“This revenue, in turn, supports the livelihoods of more than 165,000 mostly small and mid-sized farms and ranches,” said Randzio. “Last season, SNAP customers alone spent $9,828 at the Westfield Farmers’ Market.”
“Through a private grant from an anonymous donor, the market gives an additional $5 per week to SNAP customers who purchase tokens at the market table,” said Randzio. “Some vendors also accept WIC and Senior Farmers Market Nutrition Program coupons.”
This Thursday on the grounds of the Episcopal Church of the Atonement, there will be musical entertainment all afternoon, featuring Dave Housman from noon to 2 p.m., Bobby D from 2 to 4 p.m., and Bernie Dion and Whiskey Traveler from 4 to 6 p.m. Also, recipes for an apple gorgonzola salad and balsamic chicken will be featured during a cooking demonstration at 3 p.m. Additionally, vendors will be offering free samples of their wares, special offers will be available on a multitude of products, and gift drawings are planned all afternoon.
“Close to 300 people attend the market each week, looking for fresh, healthy food at a reasonable price, and they enjoy the festive, community atmosphere of the market,” said Randzio. “Vendors report that their businesses flourish at this market and have encouraged other vendors to join, which explains why the market has almost quadrupled in size in three seasons of operation.”
Jen Cheek, executive director of the Farmers Market Coalition, echoed those sentiments in a statement.

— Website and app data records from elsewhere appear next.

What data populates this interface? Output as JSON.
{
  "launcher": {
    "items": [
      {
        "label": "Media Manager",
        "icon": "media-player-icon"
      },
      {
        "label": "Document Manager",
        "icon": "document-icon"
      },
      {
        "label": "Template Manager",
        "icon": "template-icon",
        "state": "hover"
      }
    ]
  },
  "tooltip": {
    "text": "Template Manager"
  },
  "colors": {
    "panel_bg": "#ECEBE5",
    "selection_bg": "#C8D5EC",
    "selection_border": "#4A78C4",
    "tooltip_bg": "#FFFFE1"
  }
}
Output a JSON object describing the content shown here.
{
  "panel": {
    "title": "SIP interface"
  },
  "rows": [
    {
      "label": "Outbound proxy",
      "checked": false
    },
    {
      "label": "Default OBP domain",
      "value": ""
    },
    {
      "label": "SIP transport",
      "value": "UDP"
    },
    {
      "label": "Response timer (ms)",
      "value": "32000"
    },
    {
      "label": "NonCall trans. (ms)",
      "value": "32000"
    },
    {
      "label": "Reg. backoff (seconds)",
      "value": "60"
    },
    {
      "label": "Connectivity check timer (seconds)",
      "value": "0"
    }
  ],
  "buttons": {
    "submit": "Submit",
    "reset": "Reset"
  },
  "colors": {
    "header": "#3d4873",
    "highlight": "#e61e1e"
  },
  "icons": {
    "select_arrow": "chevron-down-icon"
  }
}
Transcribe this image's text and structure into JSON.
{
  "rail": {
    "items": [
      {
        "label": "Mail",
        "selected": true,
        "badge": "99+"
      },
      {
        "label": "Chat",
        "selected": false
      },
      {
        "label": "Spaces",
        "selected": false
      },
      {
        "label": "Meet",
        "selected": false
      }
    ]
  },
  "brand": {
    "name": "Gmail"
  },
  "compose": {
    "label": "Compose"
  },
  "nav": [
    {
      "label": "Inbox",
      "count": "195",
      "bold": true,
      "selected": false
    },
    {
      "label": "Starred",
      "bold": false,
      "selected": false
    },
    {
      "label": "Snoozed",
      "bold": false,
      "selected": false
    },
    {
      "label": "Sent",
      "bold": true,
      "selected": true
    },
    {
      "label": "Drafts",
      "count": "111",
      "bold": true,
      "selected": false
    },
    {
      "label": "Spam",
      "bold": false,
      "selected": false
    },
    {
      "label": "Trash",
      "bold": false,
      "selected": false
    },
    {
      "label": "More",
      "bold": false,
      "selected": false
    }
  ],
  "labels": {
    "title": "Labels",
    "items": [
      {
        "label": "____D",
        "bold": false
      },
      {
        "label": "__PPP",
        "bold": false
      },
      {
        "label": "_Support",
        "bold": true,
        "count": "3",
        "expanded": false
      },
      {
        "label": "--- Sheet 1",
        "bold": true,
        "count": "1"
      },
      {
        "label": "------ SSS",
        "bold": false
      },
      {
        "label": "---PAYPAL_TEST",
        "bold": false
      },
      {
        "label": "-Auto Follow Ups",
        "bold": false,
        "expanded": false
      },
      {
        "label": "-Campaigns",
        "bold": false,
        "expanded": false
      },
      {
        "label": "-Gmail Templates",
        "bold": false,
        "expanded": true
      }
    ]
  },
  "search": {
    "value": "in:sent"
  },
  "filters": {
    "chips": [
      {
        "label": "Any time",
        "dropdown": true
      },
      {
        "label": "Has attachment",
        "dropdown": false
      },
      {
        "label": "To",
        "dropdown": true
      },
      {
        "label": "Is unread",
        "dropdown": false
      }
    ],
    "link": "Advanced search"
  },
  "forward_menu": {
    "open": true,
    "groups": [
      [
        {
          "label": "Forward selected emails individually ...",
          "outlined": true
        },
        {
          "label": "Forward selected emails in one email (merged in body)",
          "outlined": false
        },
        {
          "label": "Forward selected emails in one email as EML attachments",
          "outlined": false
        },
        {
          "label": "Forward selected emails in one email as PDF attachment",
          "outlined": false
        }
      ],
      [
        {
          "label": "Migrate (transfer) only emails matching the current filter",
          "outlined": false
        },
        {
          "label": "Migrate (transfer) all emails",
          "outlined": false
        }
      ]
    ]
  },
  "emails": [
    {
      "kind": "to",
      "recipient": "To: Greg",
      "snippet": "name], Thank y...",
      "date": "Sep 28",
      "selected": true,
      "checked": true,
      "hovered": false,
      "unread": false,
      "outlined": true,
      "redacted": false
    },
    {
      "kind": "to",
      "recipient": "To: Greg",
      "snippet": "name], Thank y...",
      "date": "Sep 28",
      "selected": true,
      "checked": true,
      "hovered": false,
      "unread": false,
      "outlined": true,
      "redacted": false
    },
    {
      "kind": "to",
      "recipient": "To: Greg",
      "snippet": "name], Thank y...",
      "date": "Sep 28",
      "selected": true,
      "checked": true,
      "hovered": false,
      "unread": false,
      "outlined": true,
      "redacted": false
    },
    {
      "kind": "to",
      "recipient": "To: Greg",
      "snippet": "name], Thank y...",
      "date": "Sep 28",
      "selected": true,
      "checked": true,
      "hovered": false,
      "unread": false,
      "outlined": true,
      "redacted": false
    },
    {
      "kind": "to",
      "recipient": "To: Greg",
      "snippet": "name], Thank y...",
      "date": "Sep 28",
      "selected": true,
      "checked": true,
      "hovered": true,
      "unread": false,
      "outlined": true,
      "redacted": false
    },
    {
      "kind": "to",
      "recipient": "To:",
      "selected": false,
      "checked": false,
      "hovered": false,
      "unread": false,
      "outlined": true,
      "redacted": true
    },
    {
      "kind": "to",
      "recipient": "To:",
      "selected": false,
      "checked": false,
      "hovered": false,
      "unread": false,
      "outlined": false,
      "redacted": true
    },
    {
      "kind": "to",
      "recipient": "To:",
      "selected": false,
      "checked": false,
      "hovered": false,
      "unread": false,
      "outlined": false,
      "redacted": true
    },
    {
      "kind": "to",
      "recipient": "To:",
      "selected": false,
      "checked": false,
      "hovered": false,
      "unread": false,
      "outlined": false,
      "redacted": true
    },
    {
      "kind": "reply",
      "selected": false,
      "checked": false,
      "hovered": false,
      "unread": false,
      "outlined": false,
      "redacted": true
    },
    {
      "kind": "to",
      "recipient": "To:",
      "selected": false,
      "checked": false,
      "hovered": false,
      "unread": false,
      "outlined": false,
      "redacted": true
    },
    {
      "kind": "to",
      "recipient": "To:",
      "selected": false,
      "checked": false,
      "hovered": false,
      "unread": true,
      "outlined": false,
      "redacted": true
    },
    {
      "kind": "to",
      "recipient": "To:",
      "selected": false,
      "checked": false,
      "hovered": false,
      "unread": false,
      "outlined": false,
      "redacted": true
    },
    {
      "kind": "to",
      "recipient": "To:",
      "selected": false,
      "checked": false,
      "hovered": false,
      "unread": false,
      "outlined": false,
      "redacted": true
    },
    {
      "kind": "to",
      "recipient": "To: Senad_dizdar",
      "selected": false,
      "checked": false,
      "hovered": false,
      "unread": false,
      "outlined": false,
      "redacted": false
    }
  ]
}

“Farmers markets play a vital role not just in generating real income for farmers, but in forming a healthy, prosperous food system,” said Cheek. “By providing the opportunity for farmers to connect directly with consumers, markets serve as education centers. Vendors are teaching customers about agriculture and sharing recipes and new foods with their neighbors. Markets are making people and communities stronger and healthier.”